Lots of dry air with some Saharan Dust has settled in for Friday. By the weekend, it will all change. Most of the computer models are showing that it will be unsettled. If the moisture with a tropical wave currently over Hispaniola holds, we will see periods of heavy rain for both Saturday and Sunday. Looking good for the total Eclipse on Monday. However, our weather next week will also depend on an area of low pressure currently over the middle of the Atlantic Ocean.
MIAMI BEACH, FLA. (WSVN) - With last week’s downpour still fresh in the minds of many Miami Beach residents and business owners, a bout of rain Thursday caused concern for many afraid of a repeat scenario. Heavy rains from the remnants of Tropical Storm Emily poured down on parts of South Florida, Aug. 1. However, Miami Beach was one area that saw significant amounts of flooding.
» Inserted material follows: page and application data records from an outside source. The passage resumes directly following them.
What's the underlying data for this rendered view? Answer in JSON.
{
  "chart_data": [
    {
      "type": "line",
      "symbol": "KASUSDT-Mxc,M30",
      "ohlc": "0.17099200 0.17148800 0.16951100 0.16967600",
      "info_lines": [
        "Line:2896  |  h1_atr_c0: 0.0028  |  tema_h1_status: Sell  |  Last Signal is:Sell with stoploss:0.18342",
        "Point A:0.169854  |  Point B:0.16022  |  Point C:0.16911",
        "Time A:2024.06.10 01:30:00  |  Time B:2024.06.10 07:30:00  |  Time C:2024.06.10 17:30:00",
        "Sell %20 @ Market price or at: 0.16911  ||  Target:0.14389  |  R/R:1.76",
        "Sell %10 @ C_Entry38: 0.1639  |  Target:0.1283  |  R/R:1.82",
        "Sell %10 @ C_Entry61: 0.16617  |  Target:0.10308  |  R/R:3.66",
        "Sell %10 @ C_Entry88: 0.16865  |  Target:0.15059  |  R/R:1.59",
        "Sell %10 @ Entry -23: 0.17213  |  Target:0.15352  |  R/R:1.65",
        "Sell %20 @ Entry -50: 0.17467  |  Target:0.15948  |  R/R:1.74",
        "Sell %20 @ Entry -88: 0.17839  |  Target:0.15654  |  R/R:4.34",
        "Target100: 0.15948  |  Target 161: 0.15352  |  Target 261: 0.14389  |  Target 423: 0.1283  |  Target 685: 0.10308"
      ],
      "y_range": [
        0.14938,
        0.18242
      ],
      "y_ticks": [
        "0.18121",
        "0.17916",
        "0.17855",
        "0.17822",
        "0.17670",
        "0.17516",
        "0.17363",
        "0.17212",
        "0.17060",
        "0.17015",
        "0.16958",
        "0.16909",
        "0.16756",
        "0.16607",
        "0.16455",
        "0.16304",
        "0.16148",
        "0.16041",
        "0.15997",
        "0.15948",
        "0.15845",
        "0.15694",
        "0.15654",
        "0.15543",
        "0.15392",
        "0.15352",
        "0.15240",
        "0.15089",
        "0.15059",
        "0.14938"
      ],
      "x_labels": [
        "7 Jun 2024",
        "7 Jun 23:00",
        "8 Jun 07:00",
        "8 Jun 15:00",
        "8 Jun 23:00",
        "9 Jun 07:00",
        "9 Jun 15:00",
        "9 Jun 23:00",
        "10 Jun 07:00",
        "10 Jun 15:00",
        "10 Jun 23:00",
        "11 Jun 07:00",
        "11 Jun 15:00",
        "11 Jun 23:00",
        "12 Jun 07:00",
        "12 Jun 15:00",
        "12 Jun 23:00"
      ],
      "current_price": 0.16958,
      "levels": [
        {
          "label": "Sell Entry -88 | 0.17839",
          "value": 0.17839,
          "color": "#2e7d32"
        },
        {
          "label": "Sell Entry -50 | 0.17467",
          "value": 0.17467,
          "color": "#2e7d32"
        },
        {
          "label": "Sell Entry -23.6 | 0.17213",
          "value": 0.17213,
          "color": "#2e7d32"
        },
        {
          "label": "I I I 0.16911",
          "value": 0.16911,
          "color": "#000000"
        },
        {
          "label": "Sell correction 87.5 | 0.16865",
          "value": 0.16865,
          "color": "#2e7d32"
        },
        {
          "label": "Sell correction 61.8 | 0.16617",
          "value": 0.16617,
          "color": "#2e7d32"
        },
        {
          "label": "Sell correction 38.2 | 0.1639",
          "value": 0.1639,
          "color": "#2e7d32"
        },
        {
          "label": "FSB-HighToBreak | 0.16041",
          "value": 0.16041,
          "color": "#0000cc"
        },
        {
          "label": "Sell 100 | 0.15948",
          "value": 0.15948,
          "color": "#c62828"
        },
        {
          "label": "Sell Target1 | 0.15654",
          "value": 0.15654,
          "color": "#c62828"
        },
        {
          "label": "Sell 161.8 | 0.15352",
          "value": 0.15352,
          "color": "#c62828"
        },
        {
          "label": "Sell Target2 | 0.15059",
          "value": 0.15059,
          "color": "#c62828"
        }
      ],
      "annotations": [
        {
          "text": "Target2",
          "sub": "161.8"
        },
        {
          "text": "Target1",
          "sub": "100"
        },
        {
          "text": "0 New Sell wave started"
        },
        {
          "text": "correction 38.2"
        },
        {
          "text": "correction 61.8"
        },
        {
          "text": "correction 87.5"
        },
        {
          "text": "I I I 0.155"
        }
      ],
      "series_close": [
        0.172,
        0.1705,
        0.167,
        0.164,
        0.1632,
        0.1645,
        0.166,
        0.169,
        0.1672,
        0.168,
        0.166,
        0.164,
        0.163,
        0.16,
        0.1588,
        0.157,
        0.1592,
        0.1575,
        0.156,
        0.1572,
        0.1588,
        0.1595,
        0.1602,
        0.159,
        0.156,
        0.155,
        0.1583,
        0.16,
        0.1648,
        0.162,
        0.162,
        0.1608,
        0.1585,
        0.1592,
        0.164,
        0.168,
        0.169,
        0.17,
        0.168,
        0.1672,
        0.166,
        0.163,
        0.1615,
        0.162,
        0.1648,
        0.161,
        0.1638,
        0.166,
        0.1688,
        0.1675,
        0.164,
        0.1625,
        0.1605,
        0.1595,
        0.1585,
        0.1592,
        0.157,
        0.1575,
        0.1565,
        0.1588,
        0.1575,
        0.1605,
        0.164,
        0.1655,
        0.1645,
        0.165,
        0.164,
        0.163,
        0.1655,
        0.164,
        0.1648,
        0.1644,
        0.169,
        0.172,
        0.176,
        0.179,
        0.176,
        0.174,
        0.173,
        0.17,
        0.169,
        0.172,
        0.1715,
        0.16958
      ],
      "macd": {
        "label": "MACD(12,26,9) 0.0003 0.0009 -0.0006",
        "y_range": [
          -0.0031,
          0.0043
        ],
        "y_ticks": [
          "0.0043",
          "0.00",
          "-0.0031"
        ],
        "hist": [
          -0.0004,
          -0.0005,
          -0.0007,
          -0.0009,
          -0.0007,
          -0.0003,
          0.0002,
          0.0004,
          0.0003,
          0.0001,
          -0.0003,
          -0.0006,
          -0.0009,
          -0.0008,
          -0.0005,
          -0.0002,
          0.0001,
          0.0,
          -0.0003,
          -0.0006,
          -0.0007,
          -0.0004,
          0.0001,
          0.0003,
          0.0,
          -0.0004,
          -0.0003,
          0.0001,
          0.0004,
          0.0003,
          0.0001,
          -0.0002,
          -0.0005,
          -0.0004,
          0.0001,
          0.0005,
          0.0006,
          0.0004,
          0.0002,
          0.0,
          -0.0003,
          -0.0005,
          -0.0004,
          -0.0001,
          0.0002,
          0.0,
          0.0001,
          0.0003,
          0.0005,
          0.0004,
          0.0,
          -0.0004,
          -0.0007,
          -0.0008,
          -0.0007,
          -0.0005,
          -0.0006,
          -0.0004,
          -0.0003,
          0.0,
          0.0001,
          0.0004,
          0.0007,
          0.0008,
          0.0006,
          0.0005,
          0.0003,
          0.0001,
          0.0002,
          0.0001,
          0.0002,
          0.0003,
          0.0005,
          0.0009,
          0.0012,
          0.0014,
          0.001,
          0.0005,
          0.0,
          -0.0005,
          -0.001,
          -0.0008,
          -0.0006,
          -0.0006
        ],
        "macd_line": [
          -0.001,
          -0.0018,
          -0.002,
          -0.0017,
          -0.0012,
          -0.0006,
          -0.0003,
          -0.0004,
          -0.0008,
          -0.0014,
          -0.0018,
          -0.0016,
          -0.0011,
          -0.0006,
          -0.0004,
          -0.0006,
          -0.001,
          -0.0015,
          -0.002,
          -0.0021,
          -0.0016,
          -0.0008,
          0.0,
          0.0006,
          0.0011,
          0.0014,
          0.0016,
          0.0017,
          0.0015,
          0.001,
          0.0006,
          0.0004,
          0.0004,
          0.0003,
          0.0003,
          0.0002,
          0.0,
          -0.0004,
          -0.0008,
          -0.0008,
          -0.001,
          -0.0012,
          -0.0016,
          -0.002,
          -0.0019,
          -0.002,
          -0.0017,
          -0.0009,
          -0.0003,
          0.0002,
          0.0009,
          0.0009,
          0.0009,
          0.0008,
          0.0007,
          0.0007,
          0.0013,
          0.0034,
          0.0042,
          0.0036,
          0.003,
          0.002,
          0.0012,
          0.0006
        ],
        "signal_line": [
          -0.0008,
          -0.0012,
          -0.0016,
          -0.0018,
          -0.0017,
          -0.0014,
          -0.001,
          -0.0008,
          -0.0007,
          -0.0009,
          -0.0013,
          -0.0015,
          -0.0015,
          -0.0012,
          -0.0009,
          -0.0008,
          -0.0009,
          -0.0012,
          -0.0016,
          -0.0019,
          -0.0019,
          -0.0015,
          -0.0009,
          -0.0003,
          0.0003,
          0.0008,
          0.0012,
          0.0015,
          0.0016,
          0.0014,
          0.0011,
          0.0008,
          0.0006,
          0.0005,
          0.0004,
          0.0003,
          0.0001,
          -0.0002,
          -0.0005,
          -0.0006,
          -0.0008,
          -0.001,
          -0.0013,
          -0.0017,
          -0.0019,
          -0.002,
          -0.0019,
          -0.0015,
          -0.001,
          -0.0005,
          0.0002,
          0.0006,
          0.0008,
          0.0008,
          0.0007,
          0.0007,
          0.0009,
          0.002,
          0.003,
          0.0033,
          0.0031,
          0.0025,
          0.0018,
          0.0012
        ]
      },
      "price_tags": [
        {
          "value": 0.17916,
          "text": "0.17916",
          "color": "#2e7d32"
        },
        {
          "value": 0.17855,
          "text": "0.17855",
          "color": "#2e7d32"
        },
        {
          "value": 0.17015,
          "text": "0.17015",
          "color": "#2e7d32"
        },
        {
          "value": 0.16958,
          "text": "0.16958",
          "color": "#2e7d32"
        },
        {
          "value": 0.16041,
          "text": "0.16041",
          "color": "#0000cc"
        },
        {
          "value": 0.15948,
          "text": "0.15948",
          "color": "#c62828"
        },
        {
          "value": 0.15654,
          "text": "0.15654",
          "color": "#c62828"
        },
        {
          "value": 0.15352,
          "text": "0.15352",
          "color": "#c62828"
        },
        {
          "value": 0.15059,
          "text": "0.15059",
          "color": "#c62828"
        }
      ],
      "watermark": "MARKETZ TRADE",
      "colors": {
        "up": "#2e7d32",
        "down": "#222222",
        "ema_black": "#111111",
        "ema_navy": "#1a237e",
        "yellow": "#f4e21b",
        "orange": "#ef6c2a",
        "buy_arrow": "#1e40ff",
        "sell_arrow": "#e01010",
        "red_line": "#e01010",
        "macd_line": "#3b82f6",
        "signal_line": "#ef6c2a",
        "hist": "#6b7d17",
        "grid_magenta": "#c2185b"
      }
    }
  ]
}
More rain came Thursday, causing traffic delays and a flood advisory issued for parts of Broward County.
MIAMI (WSVN) - A flood advisory warning was issued, Thursday, for parts of Broward County after heavy rains spread across South Florida. The flood advisory was issued for the southeast portion of Broward and will remain in effect until noon. Two to three inches of rain has been reported for parts of the county, as well. The advisory is also heavily affecting the following areas:Officials have warned drivers to be cautious as streets will be flooded, as well.
Look for quick showers on the breeze throughout the day with a mix of sun and clouds. A chance of showers will continue through the rest of the week. Also, rough seas for swimmers and boaters. #wsvnhttps://t.co/Tg8iTKmGT9
Muck Rack makes it simple to find people, tweets, or articles that mention any name, keyword, company, hashtag etc. We've compiled this guide to help you make the most of your search.
Selecting a term
Start searching tweets, articles from media outlets, articles mentioned in tweets, journalists'
names, titles and bios with some suggested searches:
Companies or Topics (e.g. iPhone, Microsoft)
Phrases (e.g. "cloud computing") — use quotes to keep the terms together
Twitter handles (e.g. @username) — returns those who have mentioned or replied to
Names (e.g. "David Pogue")
Hashtags (e.g. #sxsw, #london2012)
Bio details (e.g. vegan, Olympics, father)
Muck Rack's Advanced Search allows for many boolean operators.
Find results that mention multiple specified terms, use AND or
+. For example, ensure each result contains both Elon Musk and Mark Zuckerberg by
searching Musk AND Zuckerberg or Musk + Zuckerberg.
Use the operators OR or , to broaden your search when you'd like either of
multiple terms to appear in results. (This is the default behavior of our search when no operators
are used). For example, results will contain either cake or cookie by searching cake OR cookie or cake,cookie
Use NOT or - to subtract results from your search. For
example, searching Disney will yield results about the Walt Disney Company as well as Walt Disney
World Resort. To exclude mentions of Disney World, search for Disney -World or Disney
When using one of these operators with a phrase, enclose it in quotation marks. For example, you can
find results about smartphones excluding Apple's iPhone 4S by searching smartphone -"iPhone
Exact case matching or punctuation
If you're searching for a brand name or keyword that relies on specific punctuation marks or capitalization, you can
find results that match your exact query by adding matchcase: before the keyword you're searching for, like matchcase:E*TRADE .
Use parentheses to separate multiple
boolean phrases. For example, to find journalists talking about having fun in Disney World or
Disneyland, search for ("disney world" OR disneyland) AND fun.
An asterisk can be used to search for any variation of a root word truncated by the asterisk. For example, searching for admin* will return results for administrator, administration, administer, administered, etc.
A near operator is an AND operator where you can control the distance between the words. You can vary the distance the near operation uses by adding a forward slash and number (between 0-99) such as strawberries NEAR/10 "whipped cream", which means the strawberries must exist within 10 words of "whipped cream".